And who is he that will harm you, if ye be followers of what which is good?
The Lord also gives us a hint that following what is good needs to be combined with what is perfect.
Hebrews 13:21 (KJV)
Make you perfect in every good work to do his will, working in you that which is well-pleasing in his sight, through Jesus Christ; to be glory for ever and ever. Amen.
5. Not only do we have to work, but we have to do “greater works” than God
John 14:12 (NCV)
I tell you the truth, whoever believes in me will do the same things that I do. Those who believe will do even greater things than these,because I am going to the Father.
Weekly church service after weekly church service, believers are sitting in the pew and are waiting…. and waiting….. and waiting….., and waiting…..
They are not told that they should mimic, should imitate, should follow their spiritual leader who is following (imitating) Christ. Those spiritual leaders are (should be) working hard. After all, that’s what the Lord showed us in His Word this week.

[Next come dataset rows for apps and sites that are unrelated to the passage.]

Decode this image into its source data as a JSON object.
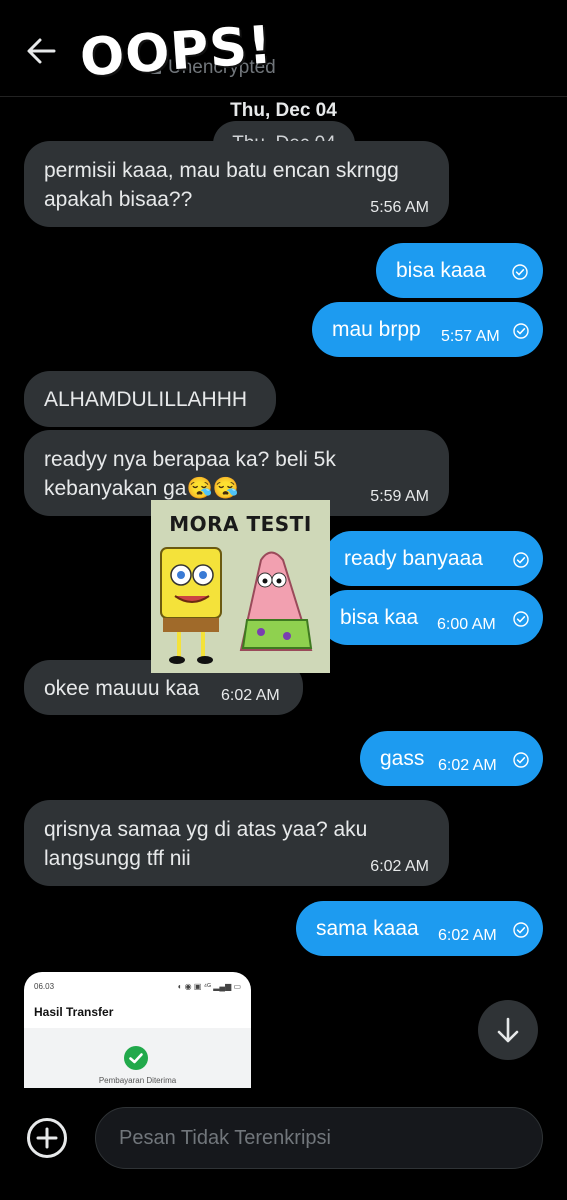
{
  "header": {
    "sticker_title": "OOPS!",
    "subtitle": "Unencrypted"
  },
  "date_heading": "Thu, Dec 04",
  "date_pill": "Thu, Dec 04",
  "messages": [
    {
      "dir": "in",
      "line1": "permisii kaaa, mau batu encan skrngg",
      "line2": "apakah bisaa??",
      "time": "5:56 AM"
    },
    {
      "dir": "out",
      "text": "bisa kaaa",
      "time": ""
    },
    {
      "dir": "out",
      "text": "mau brpp",
      "time": "5:57 AM"
    },
    {
      "dir": "in",
      "text": "ALHAMDULILLAHHH",
      "time": ""
    },
    {
      "dir": "in",
      "line1": "readyy nya berapaa ka? beli 5k",
      "line2": "kebanyakan ga😪😪",
      "time": "5:59 AM"
    },
    {
      "dir": "out",
      "text": "ready banyaaa",
      "time": ""
    },
    {
      "dir": "out",
      "text": "bisa kaa",
      "time": "6:00 AM"
    },
    {
      "dir": "in",
      "text": "okee mauuu kaa",
      "time": "6:02 AM"
    },
    {
      "dir": "out",
      "text": "gass",
      "time": "6:02 AM"
    },
    {
      "dir": "in",
      "line1": "qrisnya samaa yg di atas yaa? aku",
      "line2": "langsungg tff nii",
      "time": "6:02 AM"
    },
    {
      "dir": "out",
      "text": "sama kaaa",
      "time": "6:02 AM"
    }
  ],
  "sticker": {
    "text": "MORA TESTI"
  },
  "attachment": {
    "status_time": "06.03",
    "status_icons": "◐ ◉ ▣ ⁴ᴳ ▂▄▆ ▭",
    "title": "Hasil Transfer",
    "label": "Pembayaran Diterima"
  },
  "composer": {
    "placeholder": "Pesan Tidak Terenkripsi"
  },
  "colors": {
    "incoming": "#2f3336",
    "outgoing": "#1d9bf0",
    "background": "#000000"
  },
  "icons": [
    "back-arrow-icon",
    "lock-icon",
    "check-icon",
    "scroll-down-icon",
    "plus-icon"
  ]
}
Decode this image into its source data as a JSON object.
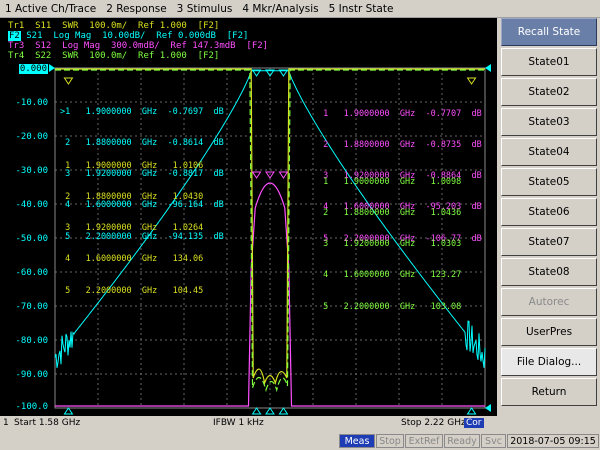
{
  "menu": [
    "1 Active Ch/Trace",
    "2 Response",
    "3 Stimulus",
    "4 Mkr/Analysis",
    "5 Instr State"
  ],
  "traces": [
    {
      "label": "Tr1  S11  SWR  100.0m/  Ref 1.000  [F2]",
      "color": "#d8e020"
    },
    {
      "label": "S21  Log Mag  10.00dB/  Ref 0.000dB  [F2]",
      "tag": "F2",
      "color": "#00ffff"
    },
    {
      "label": "Tr3  S12  Log Mag  300.0mdB/  Ref 147.3mdB  [F2]",
      "color": "#ff50ff"
    },
    {
      "label": "Tr4  S22  SWR  100.0m/  Ref 1.000  [F2]",
      "color": "#80ff40"
    }
  ],
  "y_axis": {
    "ref": "0.000",
    "ticks": [
      "-10.00",
      "-20.00",
      "-30.00",
      "-40.00",
      "-50.00",
      "-60.00",
      "-70.00",
      "-80.00",
      "-90.00",
      "-100.0"
    ]
  },
  "markers_s21": [
    ">1   1.9000000  GHz  -0.7697  dB",
    " 2   1.8800000  GHz  -0.8614  dB",
    " 3   1.9200000  GHz  -0.8817  dB",
    " 4   1.6000000  GHz  -96.164  dB",
    " 5   2.2000000  GHz  -94.135  dB"
  ],
  "markers_s11": [
    " 1   1.9000000  GHz   1.0106",
    " 2   1.8800000  GHz   1.0430",
    " 3   1.9200000  GHz   1.0264",
    " 4   1.6000000  GHz   134.06",
    " 5   2.2000000  GHz   104.45"
  ],
  "markers_s12": [
    " 1   1.9000000  GHz  -0.7707  dB",
    " 2   1.8800000  GHz  -0.8735  dB",
    " 3   1.9200000  GHz  -0.8864  dB",
    " 4   1.6000000  GHz  -95.203  dB",
    " 5   2.2000000  GHz  -106.77  dB"
  ],
  "markers_s22": [
    " 1   1.9000000  GHz   1.0098",
    " 2   1.8800000  GHz   1.0436",
    " 3   1.9200000  GHz   1.0303",
    " 4   1.6000000  GHz   123.27",
    " 5   2.2000000  GHz   103.08"
  ],
  "sidebar": [
    "Recall State",
    "State01",
    "State02",
    "State03",
    "State04",
    "State05",
    "State06",
    "State07",
    "State08",
    "Autorec",
    "UserPres",
    "File Dialog...",
    "Return"
  ],
  "bottom": {
    "channel": "1",
    "start": "Start 1.58 GHz",
    "ifbw": "IFBW 1 kHz",
    "stop": "Stop 2.22 GHz",
    "cor": "Cor"
  },
  "status": {
    "meas": "Meas",
    "stop": "Stop",
    "extref": "ExtRef",
    "ready": "Ready",
    "svc": "Svc",
    "datetime": "2018-07-05 09:15"
  },
  "colors": {
    "s11": "#d8e020",
    "s21": "#00ffff",
    "s12": "#ff50ff",
    "s22": "#80ff40",
    "grid": "#666666"
  }
}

We, as spiritual leaders, should understand “The Theology of Work”. It is true that one is not saved by works, but by faith and through the grace of God. However, we need to tell our followers that once saved, we need to start working and what Paul tells us in I Corinthians, it has to start with us. Otherwise, those in the pew will be waiting…. waiting…. waiting….. and waiting.
© Copyright 2010 by John J.A. Fryters, Ph.D., ICADC. All rights reserved.
(1) John Stott, Issues Facing Christians Today, p162
Rev. Dr. Fryters is the President and CEO of CHAKAM School of the Bible Inc. (www.worldoutreach.ca), an innovative Bible College in Prince Albert, Saskatchewan, Canada, with campuses in Canada, Peru and Uganda. Currently, CHAKAM is also planning to open an additional campus in The Sudan.
Currently, he also serves on the Board of Regents of the Timothy Program International, the Board of Directors of the Saskatchewan Association of Career Colleges, and the Saskatchewan College of Physicians and Surgeons.